Just 108 of the thousands of unaccompanied minors illegally crossing the U.S. border have been granted asylum in 2014, in a process that often takes more than a year, members of the U.S. Congress heard on Tuesday.
Many more children who entered the country are likely to be provided asylum status later this year, and experts say there are several other avenues through which minors can seek to stay in the country.
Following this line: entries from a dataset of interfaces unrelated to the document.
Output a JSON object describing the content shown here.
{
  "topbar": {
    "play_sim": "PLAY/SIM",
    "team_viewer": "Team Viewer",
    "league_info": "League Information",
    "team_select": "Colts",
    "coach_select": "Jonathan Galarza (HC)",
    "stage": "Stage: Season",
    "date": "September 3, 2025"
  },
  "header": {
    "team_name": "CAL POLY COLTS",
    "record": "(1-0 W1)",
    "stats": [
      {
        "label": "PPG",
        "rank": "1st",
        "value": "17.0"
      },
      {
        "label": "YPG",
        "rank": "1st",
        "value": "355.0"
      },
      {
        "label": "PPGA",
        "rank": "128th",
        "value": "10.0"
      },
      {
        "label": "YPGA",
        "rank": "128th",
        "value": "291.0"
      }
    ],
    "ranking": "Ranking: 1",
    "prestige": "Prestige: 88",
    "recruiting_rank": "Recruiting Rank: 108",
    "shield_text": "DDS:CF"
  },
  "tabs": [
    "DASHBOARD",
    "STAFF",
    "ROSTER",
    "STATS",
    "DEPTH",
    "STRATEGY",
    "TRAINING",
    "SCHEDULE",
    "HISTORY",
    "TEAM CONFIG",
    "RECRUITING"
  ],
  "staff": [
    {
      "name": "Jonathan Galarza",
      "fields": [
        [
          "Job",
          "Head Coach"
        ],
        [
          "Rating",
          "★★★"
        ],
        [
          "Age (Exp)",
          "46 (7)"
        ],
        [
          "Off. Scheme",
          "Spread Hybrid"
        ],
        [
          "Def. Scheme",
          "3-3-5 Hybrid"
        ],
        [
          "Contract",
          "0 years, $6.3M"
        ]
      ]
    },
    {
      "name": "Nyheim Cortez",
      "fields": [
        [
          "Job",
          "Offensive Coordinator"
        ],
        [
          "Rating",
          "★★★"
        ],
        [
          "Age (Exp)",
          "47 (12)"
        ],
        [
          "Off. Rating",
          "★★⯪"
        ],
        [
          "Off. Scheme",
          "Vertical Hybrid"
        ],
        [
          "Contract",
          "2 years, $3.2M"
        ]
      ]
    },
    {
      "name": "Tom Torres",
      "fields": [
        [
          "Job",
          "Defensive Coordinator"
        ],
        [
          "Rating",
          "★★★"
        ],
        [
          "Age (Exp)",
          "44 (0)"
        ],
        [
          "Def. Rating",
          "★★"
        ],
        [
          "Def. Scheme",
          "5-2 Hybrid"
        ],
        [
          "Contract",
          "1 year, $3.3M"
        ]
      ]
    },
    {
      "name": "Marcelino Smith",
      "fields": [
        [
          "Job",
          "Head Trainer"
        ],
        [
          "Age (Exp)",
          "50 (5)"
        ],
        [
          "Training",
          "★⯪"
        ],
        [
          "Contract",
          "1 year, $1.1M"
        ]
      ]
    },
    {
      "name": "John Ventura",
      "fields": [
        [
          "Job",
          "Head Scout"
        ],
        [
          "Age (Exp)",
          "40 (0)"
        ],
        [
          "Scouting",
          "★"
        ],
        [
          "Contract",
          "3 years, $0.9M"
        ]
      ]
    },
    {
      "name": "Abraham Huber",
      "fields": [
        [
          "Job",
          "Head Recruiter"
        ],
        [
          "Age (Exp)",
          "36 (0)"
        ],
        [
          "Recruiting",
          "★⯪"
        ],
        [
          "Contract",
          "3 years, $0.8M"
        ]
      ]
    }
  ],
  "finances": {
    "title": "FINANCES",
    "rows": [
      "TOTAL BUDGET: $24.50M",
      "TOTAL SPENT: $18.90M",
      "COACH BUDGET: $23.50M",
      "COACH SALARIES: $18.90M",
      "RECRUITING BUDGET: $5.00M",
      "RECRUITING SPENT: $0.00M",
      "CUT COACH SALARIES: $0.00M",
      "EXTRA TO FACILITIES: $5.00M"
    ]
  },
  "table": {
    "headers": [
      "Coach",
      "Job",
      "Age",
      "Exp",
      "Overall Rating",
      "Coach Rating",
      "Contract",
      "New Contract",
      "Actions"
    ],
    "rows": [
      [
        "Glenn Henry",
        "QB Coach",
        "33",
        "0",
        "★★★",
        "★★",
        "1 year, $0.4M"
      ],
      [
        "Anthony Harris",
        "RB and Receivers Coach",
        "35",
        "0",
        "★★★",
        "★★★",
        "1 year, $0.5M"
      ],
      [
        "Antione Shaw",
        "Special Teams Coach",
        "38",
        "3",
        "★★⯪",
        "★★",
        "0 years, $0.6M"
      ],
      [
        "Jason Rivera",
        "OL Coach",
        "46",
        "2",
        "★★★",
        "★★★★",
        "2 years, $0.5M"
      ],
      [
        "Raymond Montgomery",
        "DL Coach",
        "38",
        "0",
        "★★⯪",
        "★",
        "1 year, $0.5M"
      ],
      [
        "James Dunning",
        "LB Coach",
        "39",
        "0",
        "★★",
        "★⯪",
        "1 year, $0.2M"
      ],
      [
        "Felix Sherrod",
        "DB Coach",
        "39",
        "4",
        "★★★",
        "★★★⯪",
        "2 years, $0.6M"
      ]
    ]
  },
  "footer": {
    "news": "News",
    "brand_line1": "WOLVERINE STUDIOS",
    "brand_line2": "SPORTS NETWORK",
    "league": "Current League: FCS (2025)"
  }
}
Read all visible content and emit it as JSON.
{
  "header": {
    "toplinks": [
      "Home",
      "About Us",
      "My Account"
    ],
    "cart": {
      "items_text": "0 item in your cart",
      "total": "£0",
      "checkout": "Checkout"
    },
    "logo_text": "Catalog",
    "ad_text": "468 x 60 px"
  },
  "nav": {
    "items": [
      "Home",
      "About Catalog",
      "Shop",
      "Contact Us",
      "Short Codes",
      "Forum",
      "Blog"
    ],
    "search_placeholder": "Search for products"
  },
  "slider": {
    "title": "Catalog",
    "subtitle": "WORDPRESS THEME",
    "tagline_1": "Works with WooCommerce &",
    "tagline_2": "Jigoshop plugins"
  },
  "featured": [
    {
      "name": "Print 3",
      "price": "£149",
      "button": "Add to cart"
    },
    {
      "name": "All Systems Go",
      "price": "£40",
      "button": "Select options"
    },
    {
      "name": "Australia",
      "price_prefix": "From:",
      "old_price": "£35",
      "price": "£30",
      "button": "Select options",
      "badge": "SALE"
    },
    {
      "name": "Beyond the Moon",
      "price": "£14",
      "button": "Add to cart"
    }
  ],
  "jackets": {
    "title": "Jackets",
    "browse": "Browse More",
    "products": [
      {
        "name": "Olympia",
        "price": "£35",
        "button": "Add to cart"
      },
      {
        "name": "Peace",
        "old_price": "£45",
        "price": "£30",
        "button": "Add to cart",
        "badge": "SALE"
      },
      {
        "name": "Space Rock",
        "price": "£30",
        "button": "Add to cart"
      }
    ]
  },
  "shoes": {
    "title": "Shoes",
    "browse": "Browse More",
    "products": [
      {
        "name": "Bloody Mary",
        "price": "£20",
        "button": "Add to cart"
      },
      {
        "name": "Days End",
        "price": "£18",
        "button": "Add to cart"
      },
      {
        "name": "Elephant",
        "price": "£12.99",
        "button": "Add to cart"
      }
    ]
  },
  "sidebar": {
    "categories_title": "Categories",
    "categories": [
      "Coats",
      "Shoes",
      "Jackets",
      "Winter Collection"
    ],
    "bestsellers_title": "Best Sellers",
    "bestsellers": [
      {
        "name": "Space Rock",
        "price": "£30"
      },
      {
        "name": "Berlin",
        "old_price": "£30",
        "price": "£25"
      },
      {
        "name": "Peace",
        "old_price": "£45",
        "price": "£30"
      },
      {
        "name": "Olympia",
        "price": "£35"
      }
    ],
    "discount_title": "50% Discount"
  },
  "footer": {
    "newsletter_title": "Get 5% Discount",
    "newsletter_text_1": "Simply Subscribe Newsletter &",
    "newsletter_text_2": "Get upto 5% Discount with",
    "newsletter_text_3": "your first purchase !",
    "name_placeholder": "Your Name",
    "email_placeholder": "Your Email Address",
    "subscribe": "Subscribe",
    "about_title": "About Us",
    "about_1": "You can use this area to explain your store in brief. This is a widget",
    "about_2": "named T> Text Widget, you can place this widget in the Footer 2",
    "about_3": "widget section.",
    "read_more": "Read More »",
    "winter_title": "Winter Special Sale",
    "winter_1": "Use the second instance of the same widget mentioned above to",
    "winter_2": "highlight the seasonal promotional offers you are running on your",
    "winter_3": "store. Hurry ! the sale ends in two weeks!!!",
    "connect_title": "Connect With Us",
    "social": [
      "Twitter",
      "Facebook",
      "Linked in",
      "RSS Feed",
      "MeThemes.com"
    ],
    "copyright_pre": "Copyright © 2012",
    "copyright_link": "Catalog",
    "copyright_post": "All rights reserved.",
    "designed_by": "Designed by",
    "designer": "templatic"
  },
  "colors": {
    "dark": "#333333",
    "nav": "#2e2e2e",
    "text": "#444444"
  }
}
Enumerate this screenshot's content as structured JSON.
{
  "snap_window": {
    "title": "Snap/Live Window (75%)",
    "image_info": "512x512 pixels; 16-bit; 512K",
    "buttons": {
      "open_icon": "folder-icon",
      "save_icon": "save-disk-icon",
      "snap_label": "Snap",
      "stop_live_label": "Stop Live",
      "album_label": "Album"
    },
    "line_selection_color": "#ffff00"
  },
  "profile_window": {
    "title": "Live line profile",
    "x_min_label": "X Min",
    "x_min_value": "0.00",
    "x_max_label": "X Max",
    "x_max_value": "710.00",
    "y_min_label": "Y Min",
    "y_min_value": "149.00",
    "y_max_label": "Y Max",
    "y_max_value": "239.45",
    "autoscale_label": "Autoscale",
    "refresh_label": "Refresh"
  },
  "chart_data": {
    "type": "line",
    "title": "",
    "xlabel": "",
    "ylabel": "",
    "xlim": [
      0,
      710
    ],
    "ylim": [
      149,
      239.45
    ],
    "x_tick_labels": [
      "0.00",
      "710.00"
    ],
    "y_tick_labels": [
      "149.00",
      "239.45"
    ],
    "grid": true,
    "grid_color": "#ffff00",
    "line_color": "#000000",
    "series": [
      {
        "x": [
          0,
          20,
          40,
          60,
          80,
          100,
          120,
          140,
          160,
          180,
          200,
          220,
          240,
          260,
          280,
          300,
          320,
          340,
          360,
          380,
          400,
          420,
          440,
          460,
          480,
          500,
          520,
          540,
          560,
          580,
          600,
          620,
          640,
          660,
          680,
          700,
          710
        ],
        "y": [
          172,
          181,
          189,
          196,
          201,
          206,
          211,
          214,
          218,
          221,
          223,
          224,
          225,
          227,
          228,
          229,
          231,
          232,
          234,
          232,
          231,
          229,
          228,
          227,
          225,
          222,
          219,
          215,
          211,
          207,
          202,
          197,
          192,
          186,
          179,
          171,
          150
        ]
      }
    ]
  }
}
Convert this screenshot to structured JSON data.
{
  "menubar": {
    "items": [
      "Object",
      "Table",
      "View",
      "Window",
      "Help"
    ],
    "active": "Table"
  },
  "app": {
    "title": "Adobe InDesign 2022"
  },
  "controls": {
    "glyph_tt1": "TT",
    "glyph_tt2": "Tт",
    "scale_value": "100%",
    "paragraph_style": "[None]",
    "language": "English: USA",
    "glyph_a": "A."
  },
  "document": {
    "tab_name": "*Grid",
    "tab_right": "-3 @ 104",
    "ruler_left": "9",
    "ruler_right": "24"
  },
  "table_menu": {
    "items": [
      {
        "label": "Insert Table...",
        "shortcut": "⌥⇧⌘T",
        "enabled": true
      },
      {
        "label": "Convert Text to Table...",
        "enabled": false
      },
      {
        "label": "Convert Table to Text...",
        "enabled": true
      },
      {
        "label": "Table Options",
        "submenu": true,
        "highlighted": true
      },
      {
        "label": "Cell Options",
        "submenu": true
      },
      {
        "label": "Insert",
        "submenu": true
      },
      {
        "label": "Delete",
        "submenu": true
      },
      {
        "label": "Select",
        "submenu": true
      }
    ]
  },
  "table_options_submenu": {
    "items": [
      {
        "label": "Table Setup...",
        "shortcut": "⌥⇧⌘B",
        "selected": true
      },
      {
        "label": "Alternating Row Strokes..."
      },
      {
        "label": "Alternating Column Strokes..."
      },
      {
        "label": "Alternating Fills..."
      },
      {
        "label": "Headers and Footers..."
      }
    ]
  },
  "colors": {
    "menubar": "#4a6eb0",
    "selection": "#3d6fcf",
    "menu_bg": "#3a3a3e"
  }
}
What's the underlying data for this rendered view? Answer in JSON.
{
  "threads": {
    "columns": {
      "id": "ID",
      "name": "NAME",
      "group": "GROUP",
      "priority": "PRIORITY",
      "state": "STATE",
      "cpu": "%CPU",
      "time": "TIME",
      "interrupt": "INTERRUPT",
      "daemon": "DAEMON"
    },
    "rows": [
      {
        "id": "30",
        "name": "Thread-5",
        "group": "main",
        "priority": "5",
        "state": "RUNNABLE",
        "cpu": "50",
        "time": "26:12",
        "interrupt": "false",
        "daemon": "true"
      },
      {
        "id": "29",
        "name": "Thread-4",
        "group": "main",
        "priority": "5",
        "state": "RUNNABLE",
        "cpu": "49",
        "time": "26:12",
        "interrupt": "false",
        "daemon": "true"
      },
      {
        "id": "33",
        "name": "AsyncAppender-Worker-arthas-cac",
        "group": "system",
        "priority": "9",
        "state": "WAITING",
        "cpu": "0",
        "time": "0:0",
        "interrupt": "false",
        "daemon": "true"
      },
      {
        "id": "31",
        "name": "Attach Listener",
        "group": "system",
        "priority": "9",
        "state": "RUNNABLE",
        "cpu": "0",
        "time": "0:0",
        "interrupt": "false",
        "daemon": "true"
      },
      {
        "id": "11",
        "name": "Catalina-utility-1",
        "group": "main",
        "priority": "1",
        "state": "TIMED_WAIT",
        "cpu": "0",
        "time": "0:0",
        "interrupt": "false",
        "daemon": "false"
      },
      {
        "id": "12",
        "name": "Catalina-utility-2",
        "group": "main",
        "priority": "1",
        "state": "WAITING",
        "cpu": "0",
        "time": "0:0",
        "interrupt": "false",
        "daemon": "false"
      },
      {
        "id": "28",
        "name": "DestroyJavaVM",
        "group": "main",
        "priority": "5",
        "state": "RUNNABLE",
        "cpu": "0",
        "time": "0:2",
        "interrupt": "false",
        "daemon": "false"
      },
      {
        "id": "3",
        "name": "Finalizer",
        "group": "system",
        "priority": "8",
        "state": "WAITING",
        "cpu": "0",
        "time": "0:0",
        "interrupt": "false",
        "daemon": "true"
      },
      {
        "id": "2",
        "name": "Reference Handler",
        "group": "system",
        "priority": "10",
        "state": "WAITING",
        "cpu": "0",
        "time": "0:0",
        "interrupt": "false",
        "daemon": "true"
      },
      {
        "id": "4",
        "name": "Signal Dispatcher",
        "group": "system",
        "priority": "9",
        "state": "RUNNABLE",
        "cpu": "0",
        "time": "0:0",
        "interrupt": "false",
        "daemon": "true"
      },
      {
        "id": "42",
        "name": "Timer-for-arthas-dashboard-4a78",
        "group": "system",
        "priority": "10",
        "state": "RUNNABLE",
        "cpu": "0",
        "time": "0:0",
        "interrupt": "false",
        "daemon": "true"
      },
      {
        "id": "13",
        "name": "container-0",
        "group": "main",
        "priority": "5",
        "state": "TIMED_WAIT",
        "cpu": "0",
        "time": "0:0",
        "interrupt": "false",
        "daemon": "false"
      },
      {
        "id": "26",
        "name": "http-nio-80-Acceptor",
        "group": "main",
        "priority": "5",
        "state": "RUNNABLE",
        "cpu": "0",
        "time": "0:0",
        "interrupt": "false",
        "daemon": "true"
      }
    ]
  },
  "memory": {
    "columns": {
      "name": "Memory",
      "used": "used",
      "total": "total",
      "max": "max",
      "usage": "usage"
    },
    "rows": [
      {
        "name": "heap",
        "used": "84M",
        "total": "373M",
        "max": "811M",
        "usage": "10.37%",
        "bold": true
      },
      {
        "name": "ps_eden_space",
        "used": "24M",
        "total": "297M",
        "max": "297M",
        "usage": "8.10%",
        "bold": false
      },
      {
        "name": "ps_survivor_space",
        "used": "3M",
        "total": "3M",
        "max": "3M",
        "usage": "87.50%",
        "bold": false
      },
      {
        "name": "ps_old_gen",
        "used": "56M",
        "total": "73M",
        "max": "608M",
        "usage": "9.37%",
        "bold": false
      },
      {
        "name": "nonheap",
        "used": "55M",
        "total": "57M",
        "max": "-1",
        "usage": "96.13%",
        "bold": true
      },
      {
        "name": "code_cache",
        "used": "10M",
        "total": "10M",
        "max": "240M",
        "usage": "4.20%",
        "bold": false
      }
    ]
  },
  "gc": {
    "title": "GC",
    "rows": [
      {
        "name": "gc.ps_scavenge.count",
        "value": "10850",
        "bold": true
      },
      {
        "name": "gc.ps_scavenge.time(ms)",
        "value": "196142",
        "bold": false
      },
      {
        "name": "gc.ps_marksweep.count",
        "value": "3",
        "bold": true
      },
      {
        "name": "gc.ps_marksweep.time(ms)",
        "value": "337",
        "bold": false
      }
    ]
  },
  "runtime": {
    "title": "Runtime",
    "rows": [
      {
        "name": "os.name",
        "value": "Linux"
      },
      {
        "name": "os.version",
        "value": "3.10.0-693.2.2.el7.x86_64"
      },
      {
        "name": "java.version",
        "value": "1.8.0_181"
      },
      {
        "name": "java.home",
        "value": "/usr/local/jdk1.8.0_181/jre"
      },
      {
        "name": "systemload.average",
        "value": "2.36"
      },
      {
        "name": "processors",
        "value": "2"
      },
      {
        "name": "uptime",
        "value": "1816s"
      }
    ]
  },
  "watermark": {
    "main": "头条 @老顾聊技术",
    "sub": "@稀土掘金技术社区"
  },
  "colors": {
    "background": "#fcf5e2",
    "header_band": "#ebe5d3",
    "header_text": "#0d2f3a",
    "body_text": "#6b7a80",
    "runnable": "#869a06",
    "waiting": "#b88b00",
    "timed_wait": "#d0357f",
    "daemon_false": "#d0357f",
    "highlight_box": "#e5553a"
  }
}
But the process, especially for asylum-seekers, is cumbersome and slow, contributing to what U.S. President Barack Obama labeled a humanitarian crisis on the southwest border.
Since October more than 57,000 unaccompanied minors have been apprehended crossing the border, and about three-quarters of them are from El Salvador, Guatemala and Honduras — Central American countries where youths are fleeing poverty and gang violence.
More than 1,500 child migrants who arrived in the United States without papers or parents applied for asylum in fiscal year 2014, according to U.S. Customs and Immigration Services Director Leon Rodríguez.
But with immigrants usually making their formal asylum requests more than 10 months after first being apprehended, most of those applicants arrived the previous year.
“Of the 167 unaccompanied children asylum cases adjudicated on the merits in [Fiscal Year 2014] through the third quarter, 108 have been granted asylum status,” Rodríguez told a House panel.
But in a sign of how the process is mired in legal hurdles and delays, only two of those minors granted asylum were apprehended this year, he said.
“For those who do apply, the delays in the process are very significant,” Anwen Hughes, a senior counsel at Human Rights First told AFP. “It is taking over a year for asylum applicants to get an initial hearing before the immigration court in some jurisdictions.”
Hughes said that nearly half the child migrants are not represented by a lawyer when they appear in immigration court for the first time.
Obama is seeking $3.7 billion in emergency funding aimed at boosting the number of immigration judges, improving care for detained minors and deterring illegal immigration.
Congress members are likely to trim his request dramatically.
Senate Democrats have introduced a $2.7 billion package, but House Republicans on Tuesday unveiled funding pared down to just $659 million.
The House plan would tweak a 2008 law targeting child trafficking that expanded legal rights for Central American child migrants, essentially revoking some of those rights to allow for speedier deportations.
The Senate bill would not change the 2008 law, which many Republicans blame for fueling the immigration wave.
House Speaker John Boehner said he hopes to pass legislation this week, before lawmakers leave town on a five-week recess, but that would require significant compromise between the two chambers before Friday.